**What to produce**
Reproduce the lines of the material exactly, excluding every image.
◇ ◇ ◇ ◇ ◇
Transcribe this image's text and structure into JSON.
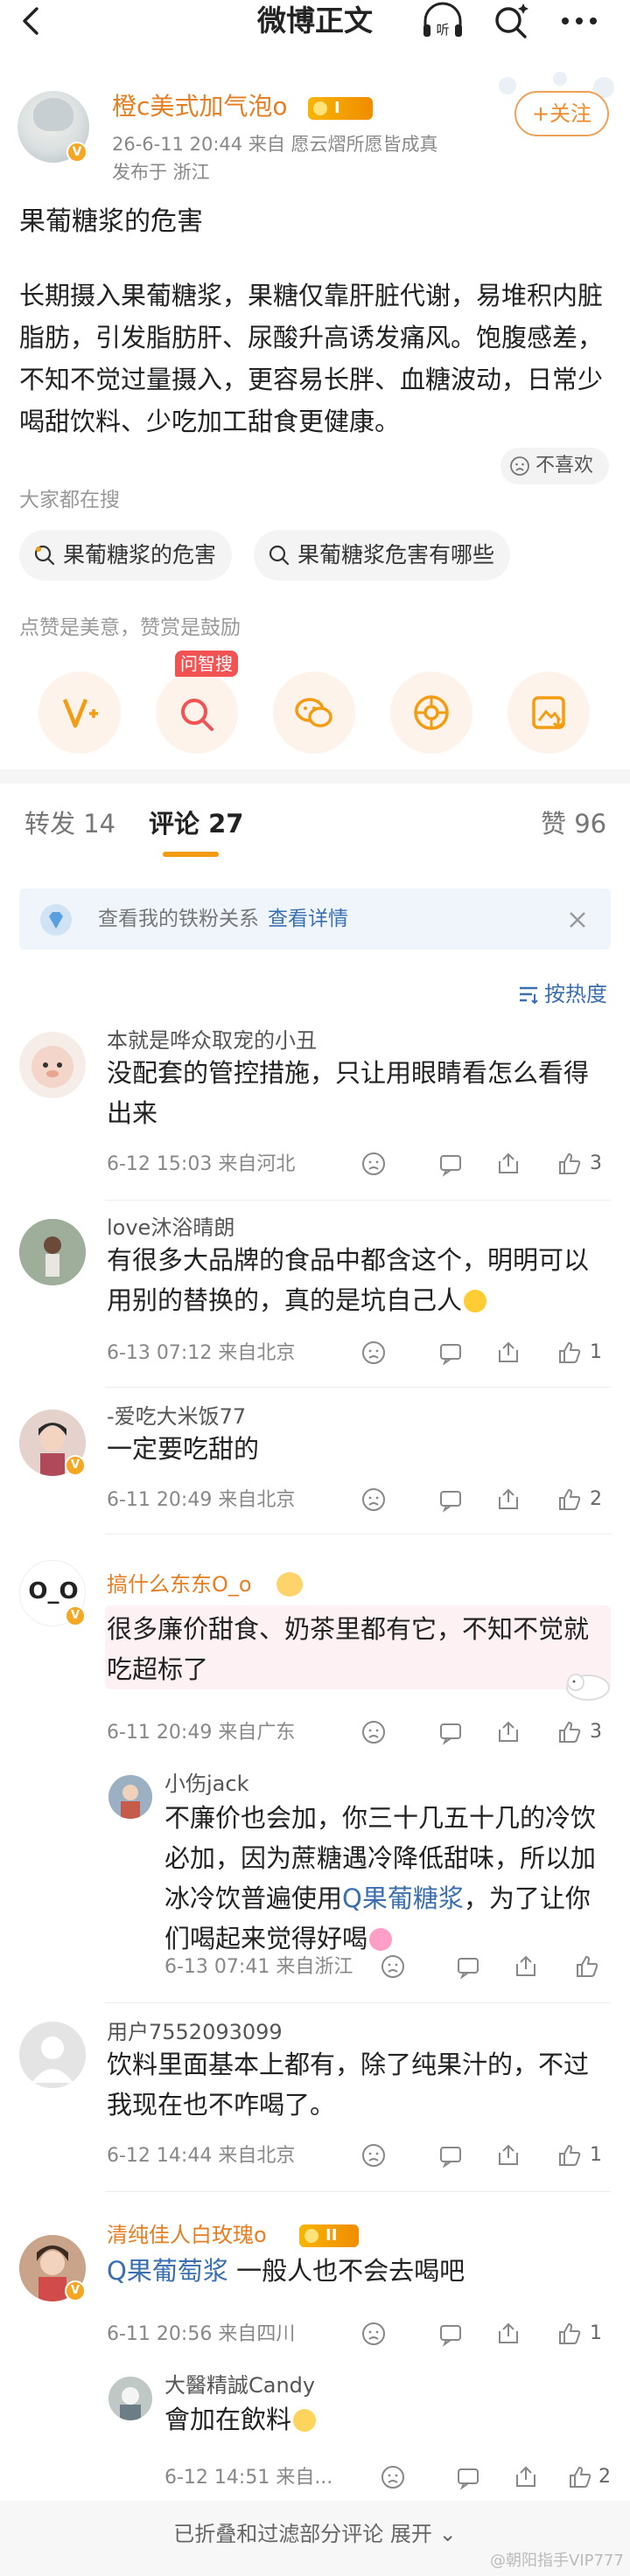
{
  "topbar": {
    "title": "微博正文"
  },
  "post": {
    "author": "橙c美式加气泡o",
    "level": "I",
    "meta_line1": "26-6-11 20:44  来自 愿云熠所愿皆成真",
    "meta_line2": "发布于 浙江",
    "follow_label": "+关注",
    "title": "果葡糖浆的危害",
    "body": "长期摄入果葡糖浆，果糖仅靠肝脏代谢，易堆积内脏脂肪，引发脂肪肝、尿酸升高诱发痛风。饱腹感差，不知不觉过量摄入，更容易长胖、血糖波动，日常少喝甜饮料、少吃加工甜食更健康。",
    "dislike_label": "不喜欢",
    "search_section_label": "大家都在搜",
    "search_chips": [
      "果葡糖浆的危害",
      "果葡糖浆危害有哪些"
    ],
    "like_hint": "点赞是美意，赞赏是鼓励",
    "ask_tag": "问智搜",
    "share_icons": [
      "vip-plus-icon",
      "ai-search-icon",
      "wechat-icon",
      "moments-icon",
      "save-image-icon"
    ]
  },
  "tabs": {
    "repost": "转发 14",
    "comment": "评论 27",
    "like": "赞 96"
  },
  "fan_banner": {
    "text": "查看我的铁粉关系",
    "link": "查看详情"
  },
  "sort_label": "按热度",
  "comments": [
    {
      "name": "本就是哗众取宠的小丑",
      "text": "没配套的管控措施，只让用眼睛看怎么看得出来",
      "meta": "6-12 15:03  来自河北",
      "likes": "3"
    },
    {
      "name": "love沐浴晴朗",
      "text": "有很多大品牌的食品中都含这个，明明可以用别的替换的，真的是坑自己人",
      "meta": "6-13 07:12  来自北京",
      "likes": "1"
    },
    {
      "name": "-爱吃大米饭77",
      "text": "一定要吃甜的",
      "meta": "6-11 20:49  来自北京",
      "likes": "2"
    },
    {
      "name": "搞什么东东O_o",
      "text": "很多廉价甜食、奶茶里都有它，不知不觉就吃超标了",
      "meta": "6-11 20:49  来自广东",
      "likes": "3",
      "avatar_text": "O_O",
      "reply": {
        "name": "小伤jack",
        "text_before": "不廉价也会加，你三十几五十几的冷饮必加，因为蔗糖遇冷降低甜味，所以加冰冷饮普遍使用",
        "link": "果葡糖浆",
        "text_after": "，为了让你们喝起来觉得好喝",
        "meta": "6-13 07:41  来自浙江"
      }
    },
    {
      "name": "用户7552093099",
      "text": "饮料里面基本上都有，除了纯果汁的，不过我现在也不咋喝了。",
      "meta": "6-12 14:44  来自北京",
      "likes": "1"
    },
    {
      "name": "清纯佳人白玫瑰o",
      "level": "II",
      "link": "果葡萄浆",
      "text": "一般人也不会去喝吧",
      "meta": "6-11 20:56  来自四川",
      "likes": "1",
      "reply": {
        "name": "大醫精誠Candy",
        "text": "會加在飲料",
        "meta": "6-12 14:51  来自...",
        "likes": "2"
      }
    }
  ],
  "fold_bar": {
    "text": "已折叠和过滤部分评论  展开",
    "watermark": "@朝阳指手VIP777"
  },
  "colors": {
    "accent_orange": "#f39c12",
    "link_blue": "#3a6fb0",
    "vip_name": "#e67e22"
  }
}
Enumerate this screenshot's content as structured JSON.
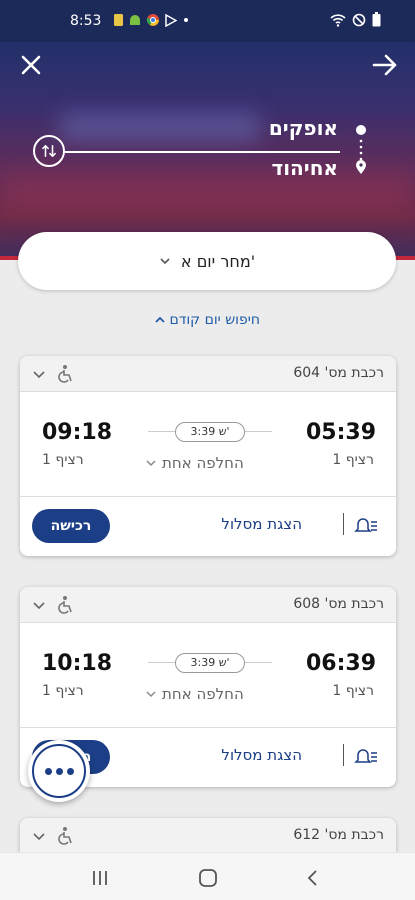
{
  "status_bar": {
    "time": "8:53"
  },
  "header": {
    "origin": "אופקים",
    "destination": "אחיהוד"
  },
  "search": {
    "date_label": "מחר יום א'",
    "previous_day_label": "חיפוש יום קודם"
  },
  "trains": [
    {
      "train_number": "רכבת מס' 604",
      "departure_time": "05:39",
      "arrival_time": "09:18",
      "departure_platform": "רציף 1",
      "arrival_platform": "רציף 1",
      "duration": "3:39 ש'",
      "changes": "החלפה אחת",
      "buy_label": "רכישה",
      "route_label": "הצגת מסלול"
    },
    {
      "train_number": "רכבת מס' 608",
      "departure_time": "06:39",
      "arrival_time": "10:18",
      "departure_platform": "רציף 1",
      "arrival_platform": "רציף 1",
      "duration": "3:39 ש'",
      "changes": "החלפה אחת",
      "buy_label": "רכישה",
      "route_label": "הצגת מסלול"
    },
    {
      "train_number": "רכבת מס' 612"
    }
  ],
  "colors": {
    "primary": "#1c3e86",
    "link": "#1f5ca8",
    "accent_red": "#c4283c"
  }
}
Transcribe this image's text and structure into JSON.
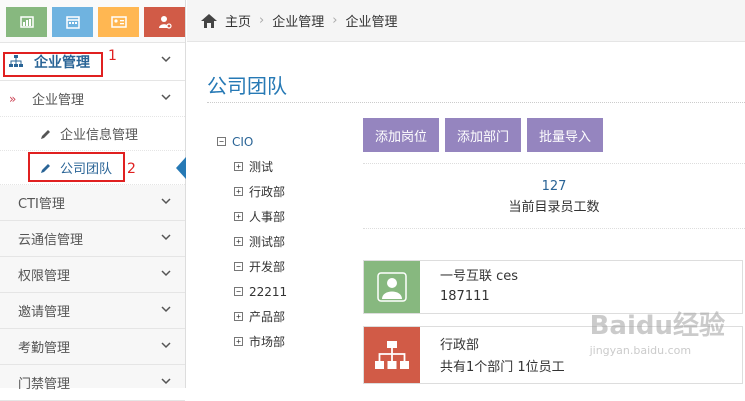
{
  "colors": {
    "shortcut1": "#87b87f",
    "shortcut2": "#6fb3e0",
    "shortcut3": "#ffb752",
    "shortcut4": "#d15b47",
    "accent": "#2679b5",
    "button": "#9585bf",
    "card1": "#87b87f",
    "card2": "#d15b47"
  },
  "breadcrumb": {
    "home": "主页",
    "level1": "企业管理",
    "level2": "企业管理"
  },
  "sidebar": {
    "top_item": "企业管理",
    "sub_group": "企业管理",
    "sub_items": [
      {
        "label": "企业信息管理"
      },
      {
        "label": "公司团队"
      }
    ],
    "items": [
      {
        "label": "CTI管理"
      },
      {
        "label": "云通信管理"
      },
      {
        "label": "权限管理"
      },
      {
        "label": "邀请管理"
      },
      {
        "label": "考勤管理"
      },
      {
        "label": "门禁管理"
      }
    ]
  },
  "annotations": {
    "label1": "1",
    "label2": "2"
  },
  "main": {
    "title": "公司团队",
    "tree": {
      "root": "CIO",
      "children": [
        {
          "label": "测试",
          "expand": "+"
        },
        {
          "label": "行政部",
          "expand": "+"
        },
        {
          "label": "人事部",
          "expand": "+"
        },
        {
          "label": "测试部",
          "expand": "+"
        },
        {
          "label": "开发部",
          "expand": "−"
        },
        {
          "label": "22211",
          "expand": "−"
        },
        {
          "label": "产品部",
          "expand": "+"
        },
        {
          "label": "市场部",
          "expand": "+"
        }
      ]
    },
    "buttons": {
      "add_position": "添加岗位",
      "add_department": "添加部门",
      "batch_import": "批量导入"
    },
    "stat": {
      "count": "127",
      "label": "当前目录员工数"
    },
    "cards": [
      {
        "name": "一号互联 ces",
        "sub": "187111"
      },
      {
        "name": "行政部",
        "sub": "共有1个部门 1位员工"
      }
    ]
  },
  "watermark": {
    "text": "Baidu经验",
    "sub": "jingyan.baidu.com"
  }
}
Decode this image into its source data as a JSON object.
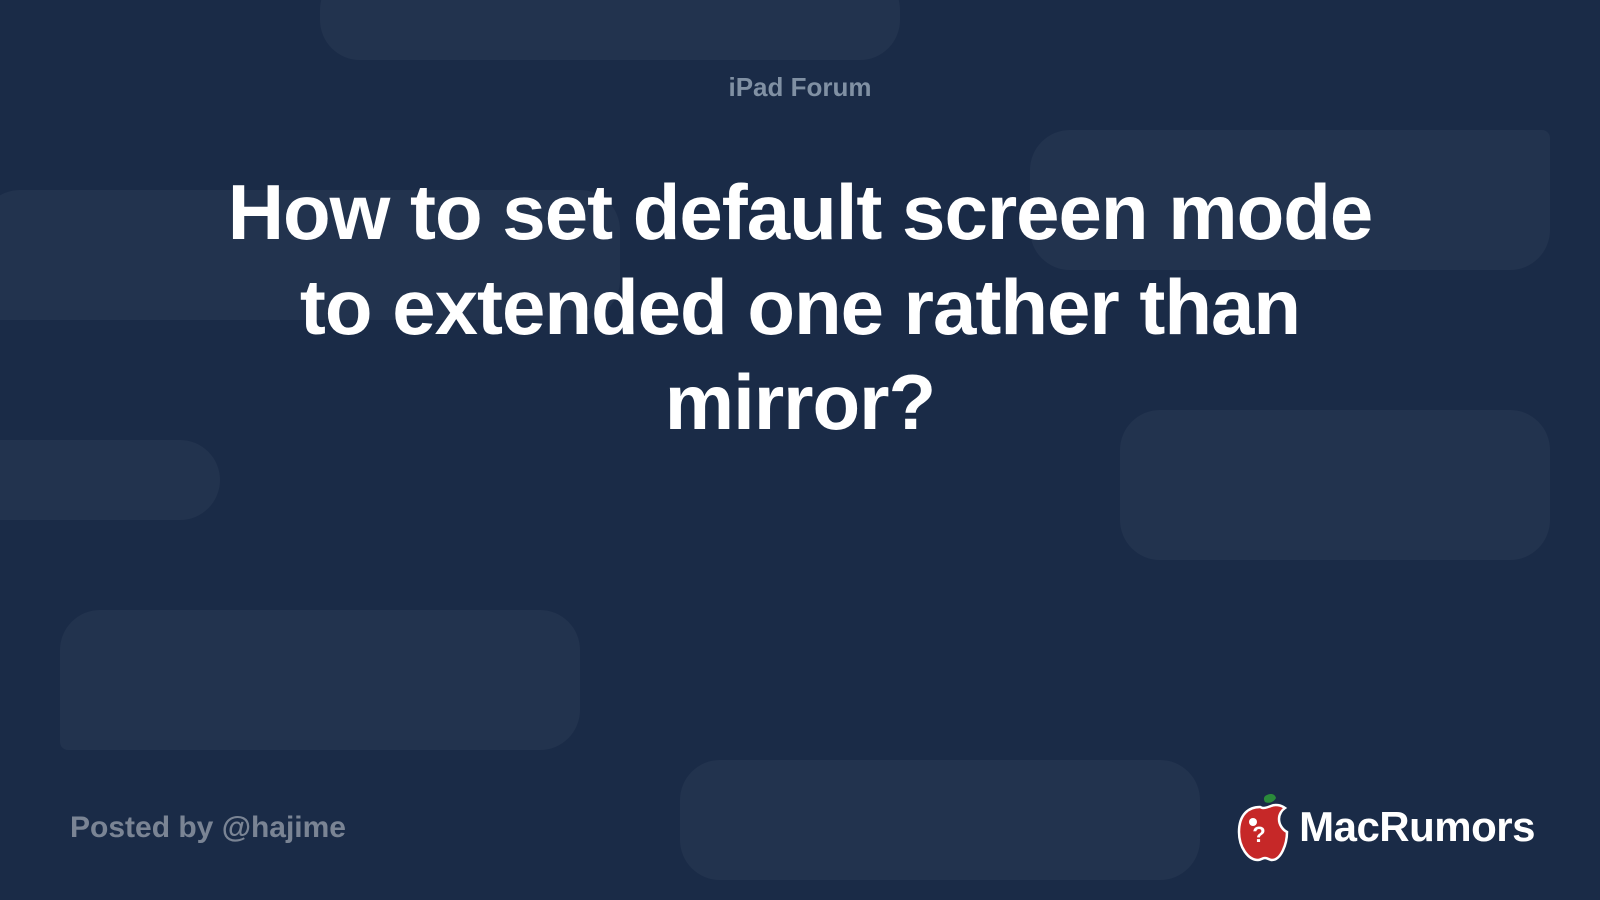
{
  "category": "iPad Forum",
  "title": "How to set default screen mode to extended one rather than mirror?",
  "posted_by": "Posted by @hajime",
  "brand": "MacRumors"
}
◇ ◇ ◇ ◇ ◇
**Response to this exercise**
Transcribe this image's text and structure into JSON.
{
  "topbar": {
    "title": "微博正文"
  },
  "post": {
    "author": "橙c美式加气泡o",
    "level": "I",
    "meta_line1": "26-6-11 20:44  来自 愿云熠所愿皆成真",
    "meta_line2": "发布于 浙江",
    "follow_label": "+关注",
    "title": "果葡糖浆的危害",
    "body": "长期摄入果葡糖浆，果糖仅靠肝脏代谢，易堆积内脏脂肪，引发脂肪肝、尿酸升高诱发痛风。饱腹感差，不知不觉过量摄入，更容易长胖、血糖波动，日常少喝甜饮料、少吃加工甜食更健康。",
    "dislike_label": "不喜欢",
    "search_section_label": "大家都在搜",
    "search_chips": [
      "果葡糖浆的危害",
      "果葡糖浆危害有哪些"
    ],
    "like_hint": "点赞是美意，赞赏是鼓励",
    "ask_tag": "问智搜",
    "share_icons": [
      "vip-plus-icon",
      "ai-search-icon",
      "wechat-icon",
      "moments-icon",
      "save-image-icon"
    ]
  },
  "tabs": {
    "repost": "转发 14",
    "comment": "评论 27",
    "like": "赞 96"
  },
  "fan_banner": {
    "text": "查看我的铁粉关系",
    "link": "查看详情"
  },
  "sort_label": "按热度",
  "comments": [
    {
      "name": "本就是哗众取宠的小丑",
      "text": "没配套的管控措施，只让用眼睛看怎么看得出来",
      "meta": "6-12 15:03  来自河北",
      "likes": "3"
    },
    {
      "name": "love沐浴晴朗",
      "text": "有很多大品牌的食品中都含这个，明明可以用别的替换的，真的是坑自己人",
      "meta": "6-13 07:12  来自北京",
      "likes": "1"
    },
    {
      "name": "-爱吃大米饭77",
      "text": "一定要吃甜的",
      "meta": "6-11 20:49  来自北京",
      "likes": "2"
    },
    {
      "name": "搞什么东东O_o",
      "text": "很多廉价甜食、奶茶里都有它，不知不觉就吃超标了",
      "meta": "6-11 20:49  来自广东",
      "likes": "3",
      "avatar_text": "O_O",
      "reply": {
        "name": "小伤jack",
        "text_before": "不廉价也会加，你三十几五十几的冷饮必加，因为蔗糖遇冷降低甜味，所以加冰冷饮普遍使用",
        "link": "果葡糖浆",
        "text_after": "，为了让你们喝起来觉得好喝",
        "meta": "6-13 07:41  来自浙江"
      }
    },
    {
      "name": "用户7552093099",
      "text": "饮料里面基本上都有，除了纯果汁的，不过我现在也不咋喝了。",
      "meta": "6-12 14:44  来自北京",
      "likes": "1"
    },
    {
      "name": "清纯佳人白玫瑰o",
      "level": "II",
      "link": "果葡萄浆",
      "text": "一般人也不会去喝吧",
      "meta": "6-11 20:56  来自四川",
      "likes": "1",
      "reply": {
        "name": "大醫精誠Candy",
        "text": "會加在飲料",
        "meta": "6-12 14:51  来自...",
        "likes": "2"
      }
    }
  ],
  "fold_bar": {
    "text": "已折叠和过滤部分评论  展开",
    "watermark": "@朝阳指手VIP777"
  },
  "colors": {
    "accent_orange": "#f39c12",
    "link_blue": "#3a6fb0",
    "vip_name": "#e67e22"
  }
}
Enumerate this screenshot's content as structured JSON.
{
  "status_bar": {
    "time": "8:53"
  },
  "header": {
    "origin": "אופקים",
    "destination": "אחיהוד"
  },
  "search": {
    "date_label": "מחר יום א'",
    "previous_day_label": "חיפוש יום קודם"
  },
  "trains": [
    {
      "train_number": "רכבת מס' 604",
      "departure_time": "05:39",
      "arrival_time": "09:18",
      "departure_platform": "רציף 1",
      "arrival_platform": "רציף 1",
      "duration": "3:39 ש'",
      "changes": "החלפה אחת",
      "buy_label": "רכישה",
      "route_label": "הצגת מסלול"
    },
    {
      "train_number": "רכבת מס' 608",
      "departure_time": "06:39",
      "arrival_time": "10:18",
      "departure_platform": "רציף 1",
      "arrival_platform": "רציף 1",
      "duration": "3:39 ש'",
      "changes": "החלפה אחת",
      "buy_label": "רכישה",
      "route_label": "הצגת מסלול"
    },
    {
      "train_number": "רכבת מס' 612"
    }
  ],
  "colors": {
    "primary": "#1c3e86",
    "link": "#1f5ca8",
    "accent_red": "#c4283c"
  }
}
Transcribe this image's text and structure into JSON.
{
  "colors": {
    "shortcut1": "#87b87f",
    "shortcut2": "#6fb3e0",
    "shortcut3": "#ffb752",
    "shortcut4": "#d15b47",
    "accent": "#2679b5",
    "button": "#9585bf",
    "card1": "#87b87f",
    "card2": "#d15b47"
  },
  "breadcrumb": {
    "home": "主页",
    "level1": "企业管理",
    "level2": "企业管理"
  },
  "sidebar": {
    "top_item": "企业管理",
    "sub_group": "企业管理",
    "sub_items": [
      {
        "label": "企业信息管理"
      },
      {
        "label": "公司团队"
      }
    ],
    "items": [
      {
        "label": "CTI管理"
      },
      {
        "label": "云通信管理"
      },
      {
        "label": "权限管理"
      },
      {
        "label": "邀请管理"
      },
      {
        "label": "考勤管理"
      },
      {
        "label": "门禁管理"
      }
    ]
  },
  "annotations": {
    "label1": "1",
    "label2": "2"
  },
  "main": {
    "title": "公司团队",
    "tree": {
      "root": "CIO",
      "children": [
        {
          "label": "测试",
          "expand": "+"
        },
        {
          "label": "行政部",
          "expand": "+"
        },
        {
          "label": "人事部",
          "expand": "+"
        },
        {
          "label": "测试部",
          "expand": "+"
        },
        {
          "label": "开发部",
          "expand": "−"
        },
        {
          "label": "22211",
          "expand": "−"
        },
        {
          "label": "产品部",
          "expand": "+"
        },
        {
          "label": "市场部",
          "expand": "+"
        }
      ]
    },
    "buttons": {
      "add_position": "添加岗位",
      "add_department": "添加部门",
      "batch_import": "批量导入"
    },
    "stat": {
      "count": "127",
      "label": "当前目录员工数"
    },
    "cards": [
      {
        "name": "一号互联 ces",
        "sub": "187111"
      },
      {
        "name": "行政部",
        "sub": "共有1个部门 1位员工"
      }
    ]
  },
  "watermark": {
    "text": "Baidu经验",
    "sub": "jingyan.baidu.com"
  }
}
Decode this image into its source data as a JSON object.
{
  "category": "iPad Forum",
  "title": "How to set default screen mode to extended one rather than mirror?",
  "posted_by": "Posted by @hajime",
  "brand": "MacRumors"
}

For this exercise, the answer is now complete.